Eligibility Requirements for Naturalization
Before you apply, you must;
- B an adult (18 years and above)
- Be a permanent residency (legally) who has stayed in the US for 5 or 3 years continuously depending on the category in question
- Be able to converse, read and write in English
- Be of sound moral character
- Be knowledgeable about American history and government
- Be ready and willing to swear allegiance to the US and demonstrate loyalty to the principles dictated in the US constitution.
Exemptions to Naturalization Requirements
The above eligibility requirements aren't set on stone. Some applicants enjoy exemptions from some general requirements. As mentioned, spouses of American citizens don't have to meet the 5-year continuous residency requirement. The same applies to military members. The main exemptions include;
- Spouses of American citizens. Such applicants can apply for naturalization three years after gaining lawful permanent residency as opposed to the 5-year general requirement.
- Spouses of American citizens stationed abroad. Such applicants don't need to meet continuous permanent residency requirements.
- Members of the US military who have served honorably during periods of conflict. Such applicants qualify for naturalization without being permanent residents of the US.
Members of the US military who serve for a year during peace time can also apply for US citizenship after their military service bypassing conditions for permanent residence.
There are more guidelines to citizenship via military service during peace time. For instance, applicants must submit complete Form N-426 when filling N-400 as a demonstration of honorable service. Applicants also need to be lawful permanent residents when they go for their naturalization interview. Other general guidelines apply, such as demonstrating knowledge about the American government and history, ability to write, read and speak English, and the ability to demonstrate good character and adherence to principles of the American constitution.
Filing for Naturalization
After establishing eligibility, the next step is filing for naturalization. Eligible applicants can file online or via paper application.
I. Filing for Naturalization Online
To file for naturalization in the US, you need a USCIS account which can be created easily via the USCIS website. After creating an online a/c, you are supposed to submit evidence of eligibility and pay the applicable fees. Applicants receive status updates thereafter about their application. Communication is secure and direct with the USCIS. Applicants should respond to evidence requests accordingly.
II. Filing for Naturalization by Paper
When filing by paper, read Form N-400 carefully and complete everything before signing. After paying the filing fee (if applicable to your application), provide the required supporting documents/evidence and mail the form, after which you will get an acceptance notice with instructions. Applications sent via mail are still processed even if an applicant doesn't open an online account. However, the USCIS generally encourages applicants to open online accounts.
Fees for Naturalization
How much does naturalization cost?
The current filing fee is $640. However, additional costs like biometric fees apply (costing $85). The total cost is, therefore, $725.
How do I pay for my naturalization fee?

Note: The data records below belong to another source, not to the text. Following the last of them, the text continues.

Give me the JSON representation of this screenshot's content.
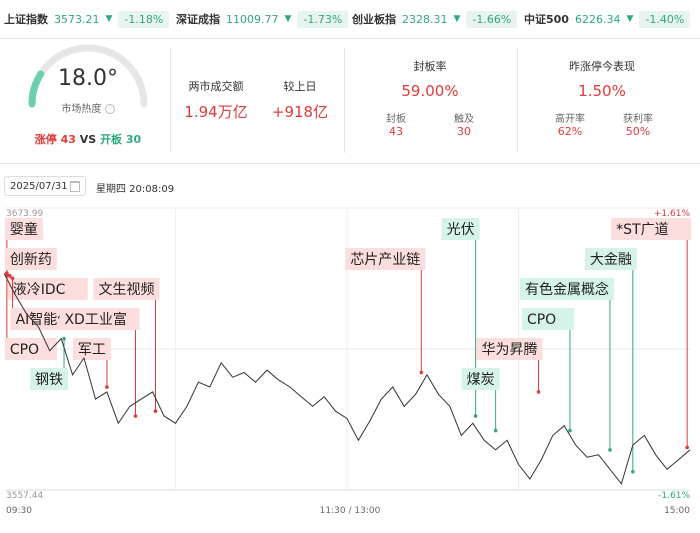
{
  "indices": [
    {
      "name": "上证指数",
      "value": "3573.21",
      "arrow": "▼",
      "change": "-1.18%"
    },
    {
      "name": "深证成指",
      "value": "11009.77",
      "arrow": "▼",
      "change": "-1.73%"
    },
    {
      "name": "创业板指",
      "value": "2328.31",
      "arrow": "▼",
      "change": "-1.66%"
    },
    {
      "name": "中证500",
      "value": "6226.34",
      "arrow": "▼",
      "change": "-1.40%"
    }
  ],
  "heat": {
    "value": "18.0°",
    "label": "市场热度",
    "level": 0.18
  },
  "limits": {
    "up_label": "涨停",
    "up_count": "43",
    "vs": "VS",
    "open_label": "开板",
    "open_count": "30"
  },
  "turnover": {
    "label": "两市成交额",
    "value": "1.94万亿",
    "prev_label": "较上日",
    "prev_value": "+918亿"
  },
  "seal": {
    "label": "封板率",
    "value": "59.00%",
    "sub1_label": "封板",
    "sub1_value": "43",
    "sub2_label": "触及",
    "sub2_value": "30"
  },
  "yesterday": {
    "label": "昨涨停今表现",
    "value": "1.50%",
    "sub1_label": "高开率",
    "sub1_value": "62%",
    "sub2_label": "获利率",
    "sub2_value": "50%"
  },
  "date": {
    "value": "2025/07/31",
    "time": "星期四 20:08:09"
  },
  "chart_data": {
    "type": "line",
    "y_max": "3673.99",
    "y_min": "3557.44",
    "y_max_pct": "+1.61%",
    "y_min_pct": "-1.61%",
    "ylim": [
      3557.44,
      3673.99
    ],
    "x_labels": [
      "09:30",
      "11:30 / 13:00",
      "15:00"
    ],
    "x_range": [
      0,
      240
    ],
    "grid": true,
    "series": [
      {
        "x": [
          0,
          4,
          8,
          12,
          16,
          20,
          24,
          28,
          32,
          36,
          40,
          44,
          48,
          52,
          56,
          60,
          64,
          68,
          72,
          76,
          80,
          84,
          88,
          92,
          96,
          100,
          104,
          108,
          112,
          116,
          120,
          124,
          128,
          132,
          136,
          140,
          144,
          148,
          152,
          156,
          160,
          164,
          168,
          172,
          176,
          180,
          184,
          188,
          192,
          196,
          200,
          204,
          208,
          212,
          216,
          220,
          224,
          228,
          232,
          236,
          240
        ],
        "y": [
          3647,
          3638,
          3630,
          3625,
          3615,
          3620,
          3605,
          3612,
          3595,
          3598,
          3585,
          3592,
          3595,
          3598,
          3588,
          3585,
          3592,
          3602,
          3600,
          3610,
          3604,
          3606,
          3602,
          3607,
          3603,
          3600,
          3596,
          3592,
          3596,
          3590,
          3587,
          3578,
          3586,
          3595,
          3600,
          3592,
          3597,
          3605,
          3597,
          3592,
          3580,
          3585,
          3578,
          3574,
          3578,
          3568,
          3562,
          3570,
          3580,
          3584,
          3576,
          3571,
          3572,
          3566,
          3560,
          3576,
          3580,
          3572,
          3566,
          3570,
          3574
        ]
      }
    ],
    "annotations": [
      {
        "label": "婴童",
        "time": "09:31",
        "value": 3647
      },
      {
        "label": "创新药",
        "time": "09:31",
        "value": 3647
      },
      {
        "label": "液冷IDC",
        "time": "09:32",
        "value": 3646
      },
      {
        "label": "AI智能体",
        "time": "09:33",
        "value": 3645
      },
      {
        "label": "CPO",
        "time": "09:31",
        "value": 3646
      },
      {
        "label": "钢铁",
        "time": "09:51",
        "value": 3620
      },
      {
        "label": "军工",
        "time": "10:06",
        "value": 3600
      },
      {
        "label": "XD工业富",
        "time": "10:16",
        "value": 3588
      },
      {
        "label": "文生视频",
        "time": "10:23",
        "value": 3590
      },
      {
        "label": "芯片产业链",
        "time": "13:26",
        "value": 3606
      },
      {
        "label": "光伏",
        "time": "13:45",
        "value": 3588
      },
      {
        "label": "煤炭",
        "time": "13:52",
        "value": 3582
      },
      {
        "label": "华为昇腾",
        "time": "14:07",
        "value": 3598
      },
      {
        "label": "CPO",
        "time": "14:18",
        "value": 3582
      },
      {
        "label": "有色金属概念",
        "time": "14:32",
        "value": 3574
      },
      {
        "label": "大金融",
        "time": "14:40",
        "value": 3565
      },
      {
        "label": "*ST广道",
        "time": "14:59",
        "value": 3575
      }
    ]
  },
  "colors": {
    "up": "#e03a3a",
    "down": "#2fa87e",
    "up_tag_bg": "#fcdede",
    "down_tag_bg": "#d5f3e8",
    "gauge_fill": "#6cd0b0",
    "gauge_track": "#e6e6e6"
  }
}
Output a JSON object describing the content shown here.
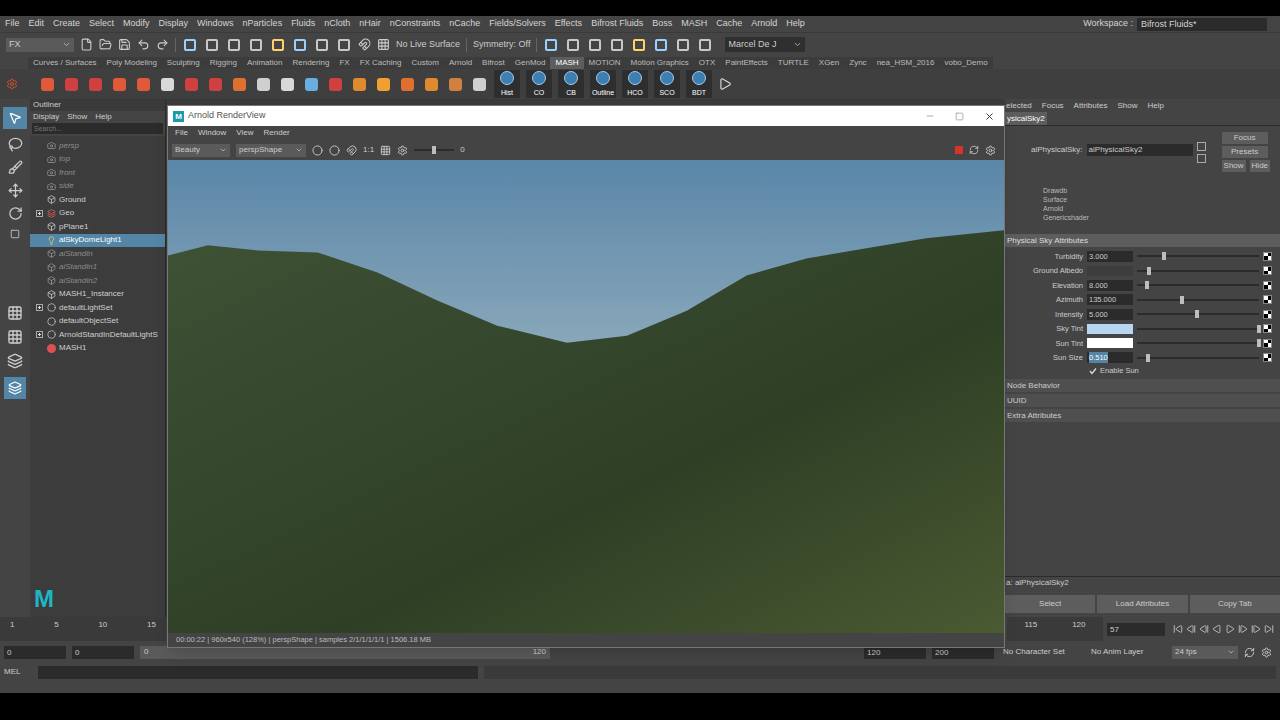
{
  "menu_bar": {
    "items": [
      "File",
      "Edit",
      "Create",
      "Select",
      "Modify",
      "Display",
      "Windows",
      "nParticles",
      "Fluids",
      "nCloth",
      "nHair",
      "nConstraints",
      "nCache",
      "Fields/Solvers",
      "Effects",
      "Bifrost Fluids",
      "Boss",
      "MASH",
      "Cache",
      "Arnold",
      "Help"
    ],
    "workspace_label": "Workspace :",
    "workspace_value": "Bifrost Fluids*"
  },
  "status_line": {
    "mode": "FX",
    "live_surface": "No Live Surface",
    "symmetry": "Symmetry: Off",
    "user": "Marcel De J"
  },
  "shelf": {
    "tabs": [
      {
        "label": "Curves / Surfaces",
        "selected": false
      },
      {
        "label": "Poly Modeling",
        "selected": false
      },
      {
        "label": "Sculpting",
        "selected": false
      },
      {
        "label": "Rigging",
        "selected": false
      },
      {
        "label": "Animation",
        "selected": false
      },
      {
        "label": "Rendering",
        "selected": false
      },
      {
        "label": "FX",
        "selected": false
      },
      {
        "label": "FX Caching",
        "selected": false
      },
      {
        "label": "Custom",
        "selected": false
      },
      {
        "label": "Arnold",
        "selected": false
      },
      {
        "label": "Bifrost",
        "selected": false
      },
      {
        "label": "GenMod",
        "selected": false
      },
      {
        "label": "MASH",
        "selected": true
      },
      {
        "label": "MOTION",
        "selected": false
      },
      {
        "label": "Motion Graphics",
        "selected": false
      },
      {
        "label": "OTX",
        "selected": false
      },
      {
        "label": "PaintEffects",
        "selected": false
      },
      {
        "label": "TURTLE",
        "selected": false
      },
      {
        "label": "XGen",
        "selected": false
      },
      {
        "label": "Zync",
        "selected": false
      },
      {
        "label": "nea_HSM_2016",
        "selected": false
      },
      {
        "label": "vobo_Demo",
        "selected": false
      }
    ],
    "labeled_buttons": [
      "Hist",
      "CO",
      "CB",
      "Outline",
      "HCO",
      "SCO",
      "BDT"
    ]
  },
  "outliner": {
    "title": "Outliner",
    "menu": [
      "Display",
      "Show",
      "Help"
    ],
    "search_placeholder": "Search...",
    "maya_logo": "M",
    "items": [
      {
        "label": "persp",
        "kind": "camera",
        "greyed": true,
        "selected": false,
        "expandable": false
      },
      {
        "label": "top",
        "kind": "camera",
        "greyed": true,
        "selected": false,
        "expandable": false
      },
      {
        "label": "front",
        "kind": "camera",
        "greyed": true,
        "selected": false,
        "expandable": false
      },
      {
        "label": "side",
        "kind": "camera",
        "greyed": true,
        "selected": false,
        "expandable": false
      },
      {
        "label": "Ground",
        "kind": "transform",
        "greyed": false,
        "selected": false,
        "expandable": false
      },
      {
        "label": "Geo",
        "kind": "group",
        "greyed": false,
        "selected": false,
        "expandable": true
      },
      {
        "label": "pPlane1",
        "kind": "transform",
        "greyed": false,
        "selected": false,
        "expandable": false
      },
      {
        "label": "aiSkyDomeLight1",
        "kind": "light",
        "greyed": false,
        "selected": true,
        "expandable": false
      },
      {
        "label": "aiStandIn",
        "kind": "standin",
        "greyed": true,
        "selected": false,
        "expandable": false
      },
      {
        "label": "aiStandIn1",
        "kind": "standin",
        "greyed": true,
        "selected": false,
        "expandable": false
      },
      {
        "label": "aiStandIn2",
        "kind": "standin",
        "greyed": true,
        "selected": false,
        "expandable": false
      },
      {
        "label": "MASH1_Instancer",
        "kind": "transform",
        "greyed": false,
        "selected": false,
        "expandable": false
      },
      {
        "label": "defaultLightSet",
        "kind": "set",
        "greyed": false,
        "selected": false,
        "expandable": true
      },
      {
        "label": "defaultObjectSet",
        "kind": "set",
        "greyed": false,
        "selected": false,
        "expandable": false
      },
      {
        "label": "ArnoldStandInDefaultLightS",
        "kind": "set",
        "greyed": false,
        "selected": false,
        "expandable": true
      },
      {
        "label": "MASH1",
        "kind": "mash",
        "greyed": false,
        "selected": false,
        "expandable": false
      }
    ]
  },
  "render_view": {
    "title": "Arnold RenderView",
    "icon_glyph": "M",
    "menu": [
      "File",
      "Window",
      "View",
      "Render"
    ],
    "aov": "Beauty",
    "camera": "perspShape",
    "ratio": "1:1",
    "exposure": "0",
    "exposure_level": 0.5,
    "status": "00:00:22 | 960x540 (128%) | perspShape | samples 2/1/1/1/1/1 | 1506.18 MB"
  },
  "attribute_editor": {
    "menu": [
      "elected",
      "Focus",
      "Attributes",
      "Show",
      "Help"
    ],
    "tab": "ysicalSky2",
    "node_label": "aiPhysicalSky:",
    "node_value": "aiPhysicalSky2",
    "buttons": [
      "Focus",
      "Presets"
    ],
    "show_hide": [
      "Show",
      "Hide"
    ],
    "classification": [
      "Drawdb",
      "Surface",
      "Arnold",
      "Genericshader"
    ],
    "section": {
      "title": "Physical Sky Attributes",
      "expanded": true
    },
    "attributes": [
      {
        "label": "Turbidity",
        "kind": "number",
        "value": "3.000",
        "level": 0.22,
        "editing": false
      },
      {
        "label": "Ground Albedo",
        "kind": "color",
        "color": "#3d3d3d",
        "level": 0.1
      },
      {
        "label": "Elevation",
        "kind": "number",
        "value": "8.000",
        "level": 0.08,
        "editing": false
      },
      {
        "label": "Azimuth",
        "kind": "number",
        "value": "135.000",
        "level": 0.37,
        "editing": false
      },
      {
        "label": "Intensity",
        "kind": "number",
        "value": "5.000",
        "level": 0.49,
        "editing": false
      },
      {
        "label": "Sky Tint",
        "kind": "color",
        "color": "#b6d6f2",
        "level": 1.0
      },
      {
        "label": "Sun Tint",
        "kind": "color",
        "color": "#ffffff",
        "level": 1.0
      },
      {
        "label": "Sun Size",
        "kind": "number",
        "value": "0.510",
        "level": 0.09,
        "editing": true
      }
    ],
    "checkbox": {
      "label": "Enable Sun",
      "checked": true
    },
    "collapsed_sections": [
      "Node Behavior",
      "UUID",
      "Extra Attributes"
    ],
    "footer_node": "a: aiPhysicalSky2",
    "footer_buttons": [
      "Select",
      "Load Attributes",
      "Copy Tab"
    ]
  },
  "time_slider": {
    "left_ticks": [
      "1",
      "5",
      "10",
      "15"
    ],
    "right_ticks": [
      "115",
      "120"
    ],
    "current_frame": "57"
  },
  "range_slider": {
    "start": "0",
    "inner_start": "0",
    "bar_start": "0",
    "bar_end": "120",
    "inner_end": "120",
    "end": "200",
    "character_set": "No Character Set",
    "anim_layer": "No Anim Layer",
    "fps": "24 fps"
  },
  "command_line": {
    "label": "MEL"
  }
}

Individuals who file by mail (or paper) can pay via money order, cashier's check, personal check or via credit card via Form G-1450 that authorizes credit card transactions.
It's worth noting that the fees are non-refundable whether your citizenship application is accepted or rejected. For an accurate estimate of the total naturalization cost, use the USCIS's fee calculator.